Even as he wants the State to share the control of forest resources with local communities, Union Environment Minister Jairam Ramesh says the single biggest threat to these resources comes from the push for development and growth.
He was speaking at a seminar here on Wednesday on ‘The Challenge of Self Organising to Govern Commons in India,” addressed by Nobel laureate Elinor Ostrom, an American economist, who called for a community-led approach to forest conservation.
Mr. Ramesh seemed to agree with her policy advice. “We are now trying to get away from State control of forests, as enshrined in the Forest Rights Act of 2006, to give the local community a stake in forest control,” he said, adding that under the community-led model of forest control, the government would have to take the responsibility of building the capacities of local communities.
Planning Commission Deputy Chairman Montek Singh Ahluwalia also agreed that it was important for the State to give authority to local people to make rules and impose penalties on the offenders. The Twelfth Five Year Plan would give primacy to this aspect as the business-as-usual approach had not worked, he said.

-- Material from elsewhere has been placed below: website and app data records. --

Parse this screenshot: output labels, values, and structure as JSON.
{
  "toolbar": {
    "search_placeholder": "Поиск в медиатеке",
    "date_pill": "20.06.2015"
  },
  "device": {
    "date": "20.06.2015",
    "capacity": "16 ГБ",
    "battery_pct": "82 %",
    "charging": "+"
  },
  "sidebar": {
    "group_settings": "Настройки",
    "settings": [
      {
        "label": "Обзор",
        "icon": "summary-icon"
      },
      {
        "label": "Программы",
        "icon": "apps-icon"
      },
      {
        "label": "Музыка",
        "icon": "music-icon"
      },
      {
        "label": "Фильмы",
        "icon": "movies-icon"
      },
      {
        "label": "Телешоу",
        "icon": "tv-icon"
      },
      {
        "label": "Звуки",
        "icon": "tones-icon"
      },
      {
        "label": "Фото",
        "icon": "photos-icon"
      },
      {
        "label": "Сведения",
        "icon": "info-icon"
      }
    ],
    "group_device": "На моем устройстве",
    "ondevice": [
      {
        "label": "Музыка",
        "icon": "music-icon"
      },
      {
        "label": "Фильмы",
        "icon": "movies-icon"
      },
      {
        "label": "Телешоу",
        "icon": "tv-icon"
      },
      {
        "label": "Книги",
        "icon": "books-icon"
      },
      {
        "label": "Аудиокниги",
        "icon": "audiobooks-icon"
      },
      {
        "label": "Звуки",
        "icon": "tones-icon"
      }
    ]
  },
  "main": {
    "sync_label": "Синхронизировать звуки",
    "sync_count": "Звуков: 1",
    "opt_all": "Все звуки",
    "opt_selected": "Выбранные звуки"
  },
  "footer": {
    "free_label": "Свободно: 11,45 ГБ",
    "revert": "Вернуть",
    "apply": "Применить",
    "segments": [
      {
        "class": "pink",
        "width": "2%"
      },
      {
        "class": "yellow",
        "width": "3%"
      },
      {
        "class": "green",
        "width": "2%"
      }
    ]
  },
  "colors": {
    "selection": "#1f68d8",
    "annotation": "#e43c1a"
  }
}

The Minister was confident of the government's ability to manage the threats of local encroachment by cattle and villagers. “But what can't be managed is this growth dynamic,” he said. “And I think in area after area and forest area after forest area, this is becoming the critical choice.” The drive for 9 per cent economic growth has spurred industry and development projects to make demands on the country's forest resources. Mr. Ramesh has become notorious for halting several high-profile projects due to ecological considerations.
Questioning the idea that one third of India must be under forest cover, he urged that quality of the cover be given more importance, as increasing the quantity may not be feasible given the demographic and development pressure on land.

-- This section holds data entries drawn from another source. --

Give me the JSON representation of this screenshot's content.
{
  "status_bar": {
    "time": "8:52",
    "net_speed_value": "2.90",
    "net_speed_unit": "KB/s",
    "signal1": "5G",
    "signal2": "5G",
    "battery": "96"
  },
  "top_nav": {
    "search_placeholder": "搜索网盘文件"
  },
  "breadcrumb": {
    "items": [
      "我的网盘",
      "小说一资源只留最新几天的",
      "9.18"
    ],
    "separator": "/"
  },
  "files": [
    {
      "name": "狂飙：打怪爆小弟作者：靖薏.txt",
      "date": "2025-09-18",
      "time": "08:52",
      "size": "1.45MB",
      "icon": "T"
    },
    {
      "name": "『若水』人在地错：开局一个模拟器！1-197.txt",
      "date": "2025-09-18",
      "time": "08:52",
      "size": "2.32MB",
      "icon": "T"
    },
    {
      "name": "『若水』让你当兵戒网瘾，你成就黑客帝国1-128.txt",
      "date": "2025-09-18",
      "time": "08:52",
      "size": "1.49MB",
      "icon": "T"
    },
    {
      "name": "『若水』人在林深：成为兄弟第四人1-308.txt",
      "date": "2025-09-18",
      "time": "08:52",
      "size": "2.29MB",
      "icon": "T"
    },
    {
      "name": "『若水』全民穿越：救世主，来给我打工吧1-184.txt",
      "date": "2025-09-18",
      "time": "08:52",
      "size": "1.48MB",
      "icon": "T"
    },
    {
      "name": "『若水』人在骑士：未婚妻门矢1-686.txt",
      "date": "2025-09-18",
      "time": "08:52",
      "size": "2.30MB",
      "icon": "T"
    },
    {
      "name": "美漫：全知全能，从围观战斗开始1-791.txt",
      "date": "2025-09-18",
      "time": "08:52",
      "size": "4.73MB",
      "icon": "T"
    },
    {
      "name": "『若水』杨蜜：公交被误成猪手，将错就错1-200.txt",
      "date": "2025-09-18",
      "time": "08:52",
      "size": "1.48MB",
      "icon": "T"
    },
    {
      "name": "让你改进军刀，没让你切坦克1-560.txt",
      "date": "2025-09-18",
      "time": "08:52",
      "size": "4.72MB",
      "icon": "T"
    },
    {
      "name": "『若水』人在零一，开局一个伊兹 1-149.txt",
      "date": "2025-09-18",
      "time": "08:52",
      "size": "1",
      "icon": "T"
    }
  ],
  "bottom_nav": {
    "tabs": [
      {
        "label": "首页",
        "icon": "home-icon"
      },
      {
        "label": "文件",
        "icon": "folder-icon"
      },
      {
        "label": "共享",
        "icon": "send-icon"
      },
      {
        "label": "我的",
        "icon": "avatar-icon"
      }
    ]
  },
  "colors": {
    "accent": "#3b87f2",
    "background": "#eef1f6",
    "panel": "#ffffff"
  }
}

“India today has about 70 million hectares under forest cover. Roughly about 21 per cent of India's geographical area is under forest cover. The theology since 1952 has been one-third of India should be under forest cover. After 19 months in this job, I still have to discover what the source of this theology is,” Mr. Ramesh said.
“That's why I am trying to change the debate from the quantity of forests to the quality of forests. Because if you look at the 70 million hectares of forest that we have, 40 per cent of this is the open degraded forest,” he added.